William B. McKinnon, professor of earth and planetary sciences in Arts & Sciences at Washington University in St. Louis, led one of three new studies that together provide a far more complete picture of the composition and origin of Arrokoth. The new research published in Science points to the resolution of a longstanding scientific controversy about how such primitive planetary building blocks called planetesimals were formed.
William B. McKinnon, professor of earth and planetary sciences in Arts & Sciences, is a co-investigator on the NASA New Horizons team that published the first comprehensive profile of Ultima Thule in the May 17 issue of the journal Science.
William B. McKinnon, professor of earth and planetary sciences in Arts & Sciences, will deliver the McDonnell Distinguished Lecture on Wednesday, March 29, on the Danforth Campus of Washington University in St. Louis.
What gives Mordor Macula, the red dusted polar region of Pluto’s moon Charon, its color? New Horizons scientists, including Washington University’s Bill McKinnon, answer the question in the current issue of Nature.
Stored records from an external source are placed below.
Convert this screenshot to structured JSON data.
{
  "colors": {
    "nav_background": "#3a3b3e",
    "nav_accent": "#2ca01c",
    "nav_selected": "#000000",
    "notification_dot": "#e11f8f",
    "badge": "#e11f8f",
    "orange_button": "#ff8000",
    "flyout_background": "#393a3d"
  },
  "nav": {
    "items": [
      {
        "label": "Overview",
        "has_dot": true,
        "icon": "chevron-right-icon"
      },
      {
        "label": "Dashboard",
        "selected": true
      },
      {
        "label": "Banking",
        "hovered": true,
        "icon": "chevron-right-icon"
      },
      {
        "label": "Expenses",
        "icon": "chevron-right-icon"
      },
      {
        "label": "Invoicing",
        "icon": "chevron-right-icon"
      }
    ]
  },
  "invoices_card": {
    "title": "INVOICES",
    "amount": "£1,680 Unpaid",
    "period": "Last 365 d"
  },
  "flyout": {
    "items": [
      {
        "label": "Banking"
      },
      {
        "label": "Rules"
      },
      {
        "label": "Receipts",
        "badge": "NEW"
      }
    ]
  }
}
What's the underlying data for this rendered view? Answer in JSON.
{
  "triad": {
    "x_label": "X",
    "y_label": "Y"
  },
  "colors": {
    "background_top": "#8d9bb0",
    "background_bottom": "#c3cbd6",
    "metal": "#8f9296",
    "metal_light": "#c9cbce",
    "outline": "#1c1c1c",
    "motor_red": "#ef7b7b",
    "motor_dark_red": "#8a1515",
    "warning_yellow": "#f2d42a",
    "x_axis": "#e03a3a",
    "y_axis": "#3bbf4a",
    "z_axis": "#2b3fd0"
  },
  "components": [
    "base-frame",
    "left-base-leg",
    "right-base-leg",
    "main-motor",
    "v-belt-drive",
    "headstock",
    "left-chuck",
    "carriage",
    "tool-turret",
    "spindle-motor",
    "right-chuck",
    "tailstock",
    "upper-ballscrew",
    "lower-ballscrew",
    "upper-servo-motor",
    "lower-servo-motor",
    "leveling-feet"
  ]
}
Using computer models, New Horizons team members have been able to determine the depth of the layer of solid nitrogen ice within Pluto’s distinctive “heart” feature — a large plain informally known as Sputnik Planum — and how fast that ice is flowing. “For the first time, we can really determine what these strange welts of the icy surface of Pluto really are,” said William B. McKinnon, who led the study.